The UN High Commissioner for Refugees (UNHCR) has warned Tuesday that about 6,000 people flee each day from Syria to escape the civil war that began more than two years, an unprecedented flow recorded since the genocide in Rwanda in 1994, which resulted in 800,000 deaths.
Currently, the United Nations agency has registered about 1.8 million Syrian refugees, mainly in Lebanon (600,000), Iraq (160,000), Egypt (90,000), Turkey and Jordan. Two thirds of these refugees have fled their country since the beginning of the year.
The head of UNHCR, Antonio Guterres, has described the data as “chilling”, when compared with the numbers “from the Rwandan genocide 20 years ago.”
He has also appeared before the Council of the Deputy Secretary General of United Nations for Human Rights, Ivan Simonovic, which has estimated at 92 901 the number of people killed in Syria due to the conflict. Over 6,500 of these victims were children.
For its part, the Assistant Secretary for Humanitarian Affairs, Valerie Amos, said “the security, economic, political, social, developmental and humanitarian consequences are extremely serious and their impact is one of enormous concern”. Amos has warned of the long-term consequences for “future generations”.
She has also indicated that 6.8 million Syrians need urgent humanitarian assistance, including more than 4.2 million IDPs. Recent studies of the World Food Programme estimated at 4 million people the number of Syrians in need of food.
In the present context, the head of UN Humanitarian Affairs has claimed another 3,100 million dollars (2,300 million euros) to cover the humanitarian needs of Syrian civilians and neighboring countries for the remainder of the year.

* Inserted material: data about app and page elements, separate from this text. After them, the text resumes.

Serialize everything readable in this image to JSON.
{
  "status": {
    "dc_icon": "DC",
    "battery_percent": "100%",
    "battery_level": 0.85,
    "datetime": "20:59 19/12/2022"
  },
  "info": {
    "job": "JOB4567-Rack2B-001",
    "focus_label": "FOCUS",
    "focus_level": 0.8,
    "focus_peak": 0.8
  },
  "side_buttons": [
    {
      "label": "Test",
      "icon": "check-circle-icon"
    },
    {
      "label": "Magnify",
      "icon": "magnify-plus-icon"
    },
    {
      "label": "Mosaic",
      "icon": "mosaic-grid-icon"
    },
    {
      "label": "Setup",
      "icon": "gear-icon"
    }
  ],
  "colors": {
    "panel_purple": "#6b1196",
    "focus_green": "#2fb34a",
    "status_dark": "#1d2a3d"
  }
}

In response to these complaints and questions from most of the international community, the Syrian ambassador to the UN, Bashar Jaafari, has alleged that his government does “everything it can” to assume its “responsibility” with the population and to meet the “basic needs”.